    They say that hitting is contagious. Let’s hope that cliche holds true.

  12. nats106 - Sep 3, 2015 at 10:30 AM

    In other news, I just got an email from the Nationals

    For anyone interested, Yoga in the OF is back.
    Sunday, September 27 at 1:35 p.m
    Price per ticket:
    • $85 Infield Box ($135 value)
    • $55 Outfield Corner ($105 value

    • NatsLady - Sep 3, 2015 at 12:14 PM

      Not a yoga person, but I want to get the nesting dolls and, I guess, the ear buds…

      • nats106 - Sep 3, 2015 at 12:46 PM

        Are you getting to the game tonight?

      • NatsLady - Sep 3, 2015 at 3:01 PM

        Yes, leaving in about an hour.

Archives

FINAL NL EAST STANDINGS

WLGB
NEW YORK9072
WASHINGTON83797.0
MIAMI719119.0
ATLANTA679523.0
PHILADELPHIA639927.0

ON THE RADIO

As ESPN-980 AM's Nats Insider, Mark makes daily appearances on the station's various shows. Here's the 2015 schedule (subject to change)...

MON: 12:45 p.m.
TUE: 2:30 p.m.
WED: 4:30 p.m.
THU: 2:30 p.m.
FRI: 5:30 p.m.
SAT: 10:30 a.m.

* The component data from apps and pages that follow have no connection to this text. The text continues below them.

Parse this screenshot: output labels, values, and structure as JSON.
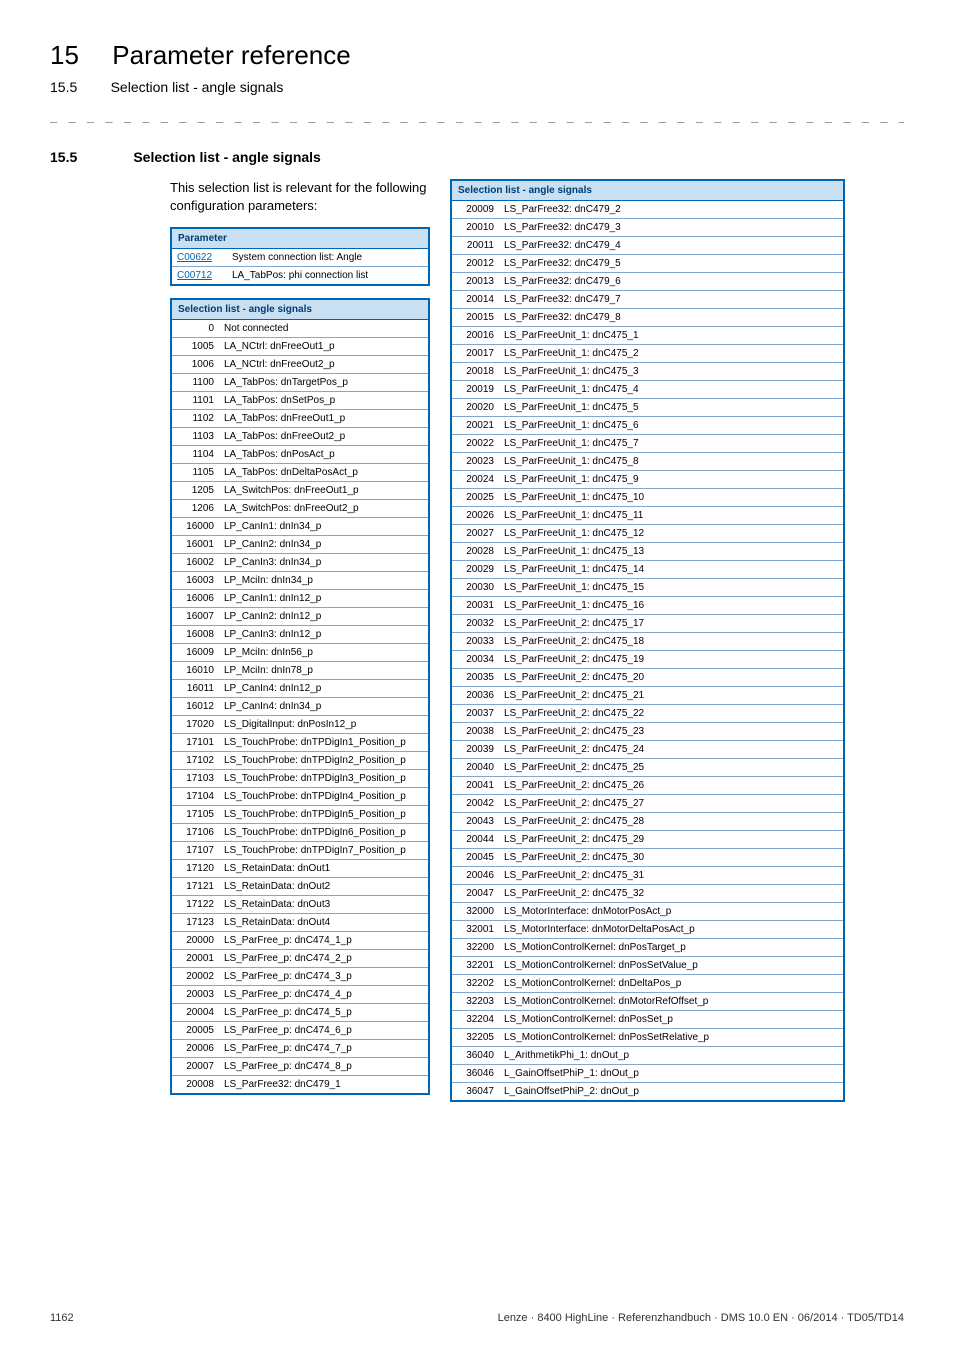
{
  "header": {
    "section_num": "15",
    "section_title": "Parameter reference",
    "sub_num": "15.5",
    "sub_title": "Selection list - angle signals"
  },
  "subsection": {
    "num": "15.5",
    "title": "Selection list - angle signals",
    "intro": "This selection list is relevant for the following configuration parameters:"
  },
  "param_table": {
    "header": "Parameter",
    "rows": [
      {
        "code": "C00622",
        "desc": "System connection list: Angle"
      },
      {
        "code": "C00712",
        "desc": "LA_TabPos: phi connection list"
      }
    ]
  },
  "selection_header": "Selection list - angle signals",
  "selection_left": [
    {
      "n": "0",
      "d": "Not connected"
    },
    {
      "n": "1005",
      "d": "LA_NCtrl: dnFreeOut1_p"
    },
    {
      "n": "1006",
      "d": "LA_NCtrl: dnFreeOut2_p"
    },
    {
      "n": "1100",
      "d": "LA_TabPos: dnTargetPos_p"
    },
    {
      "n": "1101",
      "d": "LA_TabPos: dnSetPos_p"
    },
    {
      "n": "1102",
      "d": "LA_TabPos: dnFreeOut1_p"
    },
    {
      "n": "1103",
      "d": "LA_TabPos: dnFreeOut2_p"
    },
    {
      "n": "1104",
      "d": "LA_TabPos: dnPosAct_p"
    },
    {
      "n": "1105",
      "d": "LA_TabPos: dnDeltaPosAct_p"
    },
    {
      "n": "1205",
      "d": "LA_SwitchPos: dnFreeOut1_p"
    },
    {
      "n": "1206",
      "d": "LA_SwitchPos: dnFreeOut2_p"
    },
    {
      "n": "16000",
      "d": "LP_CanIn1: dnIn34_p"
    },
    {
      "n": "16001",
      "d": "LP_CanIn2: dnIn34_p"
    },
    {
      "n": "16002",
      "d": "LP_CanIn3: dnIn34_p"
    },
    {
      "n": "16003",
      "d": "LP_MciIn: dnIn34_p"
    },
    {
      "n": "16006",
      "d": "LP_CanIn1: dnIn12_p"
    },
    {
      "n": "16007",
      "d": "LP_CanIn2: dnIn12_p"
    },
    {
      "n": "16008",
      "d": "LP_CanIn3: dnIn12_p"
    },
    {
      "n": "16009",
      "d": "LP_MciIn: dnIn56_p"
    },
    {
      "n": "16010",
      "d": "LP_MciIn: dnIn78_p"
    },
    {
      "n": "16011",
      "d": "LP_CanIn4: dnIn12_p"
    },
    {
      "n": "16012",
      "d": "LP_CanIn4: dnIn34_p"
    },
    {
      "n": "17020",
      "d": "LS_DigitalInput: dnPosIn12_p"
    },
    {
      "n": "17101",
      "d": "LS_TouchProbe: dnTPDigIn1_Position_p"
    },
    {
      "n": "17102",
      "d": "LS_TouchProbe: dnTPDigIn2_Position_p"
    },
    {
      "n": "17103",
      "d": "LS_TouchProbe: dnTPDigIn3_Position_p"
    },
    {
      "n": "17104",
      "d": "LS_TouchProbe: dnTPDigIn4_Position_p"
    },
    {
      "n": "17105",
      "d": "LS_TouchProbe: dnTPDigIn5_Position_p"
    },
    {
      "n": "17106",
      "d": "LS_TouchProbe: dnTPDigIn6_Position_p"
    },
    {
      "n": "17107",
      "d": "LS_TouchProbe: dnTPDigIn7_Position_p"
    },
    {
      "n": "17120",
      "d": "LS_RetainData: dnOut1"
    },
    {
      "n": "17121",
      "d": "LS_RetainData: dnOut2"
    },
    {
      "n": "17122",
      "d": "LS_RetainData: dnOut3"
    },
    {
      "n": "17123",
      "d": "LS_RetainData: dnOut4"
    },
    {
      "n": "20000",
      "d": "LS_ParFree_p: dnC474_1_p"
    },
    {
      "n": "20001",
      "d": "LS_ParFree_p: dnC474_2_p"
    },
    {
      "n": "20002",
      "d": "LS_ParFree_p: dnC474_3_p"
    },
    {
      "n": "20003",
      "d": "LS_ParFree_p: dnC474_4_p"
    },
    {
      "n": "20004",
      "d": "LS_ParFree_p: dnC474_5_p"
    },
    {
      "n": "20005",
      "d": "LS_ParFree_p: dnC474_6_p"
    },
    {
      "n": "20006",
      "d": "LS_ParFree_p: dnC474_7_p"
    },
    {
      "n": "20007",
      "d": "LS_ParFree_p: dnC474_8_p"
    },
    {
      "n": "20008",
      "d": "LS_ParFree32: dnC479_1"
    }
  ],
  "selection_right": [
    {
      "n": "20009",
      "d": "LS_ParFree32: dnC479_2"
    },
    {
      "n": "20010",
      "d": "LS_ParFree32: dnC479_3"
    },
    {
      "n": "20011",
      "d": "LS_ParFree32: dnC479_4"
    },
    {
      "n": "20012",
      "d": "LS_ParFree32: dnC479_5"
    },
    {
      "n": "20013",
      "d": "LS_ParFree32: dnC479_6"
    },
    {
      "n": "20014",
      "d": "LS_ParFree32: dnC479_7"
    },
    {
      "n": "20015",
      "d": "LS_ParFree32: dnC479_8"
    },
    {
      "n": "20016",
      "d": "LS_ParFreeUnit_1: dnC475_1"
    },
    {
      "n": "20017",
      "d": "LS_ParFreeUnit_1: dnC475_2"
    },
    {
      "n": "20018",
      "d": "LS_ParFreeUnit_1: dnC475_3"
    },
    {
      "n": "20019",
      "d": "LS_ParFreeUnit_1: dnC475_4"
    },
    {
      "n": "20020",
      "d": "LS_ParFreeUnit_1: dnC475_5"
    },
    {
      "n": "20021",
      "d": "LS_ParFreeUnit_1: dnC475_6"
    },
    {
      "n": "20022",
      "d": "LS_ParFreeUnit_1: dnC475_7"
    },
    {
      "n": "20023",
      "d": "LS_ParFreeUnit_1: dnC475_8"
    },
    {
      "n": "20024",
      "d": "LS_ParFreeUnit_1: dnC475_9"
    },
    {
      "n": "20025",
      "d": "LS_ParFreeUnit_1: dnC475_10"
    },
    {
      "n": "20026",
      "d": "LS_ParFreeUnit_1: dnC475_11"
    },
    {
      "n": "20027",
      "d": "LS_ParFreeUnit_1: dnC475_12"
    },
    {
      "n": "20028",
      "d": "LS_ParFreeUnit_1: dnC475_13"
    },
    {
      "n": "20029",
      "d": "LS_ParFreeUnit_1: dnC475_14"
    },
    {
      "n": "20030",
      "d": "LS_ParFreeUnit_1: dnC475_15"
    },
    {
      "n": "20031",
      "d": "LS_ParFreeUnit_1: dnC475_16"
    },
    {
      "n": "20032",
      "d": "LS_ParFreeUnit_2: dnC475_17"
    },
    {
      "n": "20033",
      "d": "LS_ParFreeUnit_2: dnC475_18"
    },
    {
      "n": "20034",
      "d": "LS_ParFreeUnit_2: dnC475_19"
    },
    {
      "n": "20035",
      "d": "LS_ParFreeUnit_2: dnC475_20"
    },
    {
      "n": "20036",
      "d": "LS_ParFreeUnit_2: dnC475_21"
    },
    {
      "n": "20037",
      "d": "LS_ParFreeUnit_2: dnC475_22"
    },
    {
      "n": "20038",
      "d": "LS_ParFreeUnit_2: dnC475_23"
    },
    {
      "n": "20039",
      "d": "LS_ParFreeUnit_2: dnC475_24"
    },
    {
      "n": "20040",
      "d": "LS_ParFreeUnit_2: dnC475_25"
    },
    {
      "n": "20041",
      "d": "LS_ParFreeUnit_2: dnC475_26"
    },
    {
      "n": "20042",
      "d": "LS_ParFreeUnit_2: dnC475_27"
    },
    {
      "n": "20043",
      "d": "LS_ParFreeUnit_2: dnC475_28"
    },
    {
      "n": "20044",
      "d": "LS_ParFreeUnit_2: dnC475_29"
    },
    {
      "n": "20045",
      "d": "LS_ParFreeUnit_2: dnC475_30"
    },
    {
      "n": "20046",
      "d": "LS_ParFreeUnit_2: dnC475_31"
    },
    {
      "n": "20047",
      "d": "LS_ParFreeUnit_2: dnC475_32"
    },
    {
      "n": "32000",
      "d": "LS_MotorInterface: dnMotorPosAct_p"
    },
    {
      "n": "32001",
      "d": "LS_MotorInterface: dnMotorDeltaPosAct_p"
    },
    {
      "n": "32200",
      "d": "LS_MotionControlKernel: dnPosTarget_p"
    },
    {
      "n": "32201",
      "d": "LS_MotionControlKernel: dnPosSetValue_p"
    },
    {
      "n": "32202",
      "d": "LS_MotionControlKernel: dnDeltaPos_p"
    },
    {
      "n": "32203",
      "d": "LS_MotionControlKernel: dnMotorRefOffset_p"
    },
    {
      "n": "32204",
      "d": "LS_MotionControlKernel: dnPosSet_p"
    },
    {
      "n": "32205",
      "d": "LS_MotionControlKernel: dnPosSetRelative_p"
    },
    {
      "n": "36040",
      "d": "L_ArithmetikPhi_1: dnOut_p"
    },
    {
      "n": "36046",
      "d": "L_GainOffsetPhiP_1: dnOut_p"
    },
    {
      "n": "36047",
      "d": "L_GainOffsetPhiP_2: dnOut_p"
    }
  ],
  "footer": {
    "page": "1162",
    "info": "Lenze · 8400 HighLine · Referenzhandbuch · DMS 10.0 EN · 06/2014 · TD05/TD14"
  }
}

*All times Eastern. You can also listen to the station on 94.3 FM, 92.7 FM and online at ESPN980.com. Click here for past audio clips.

Follow us on Twitter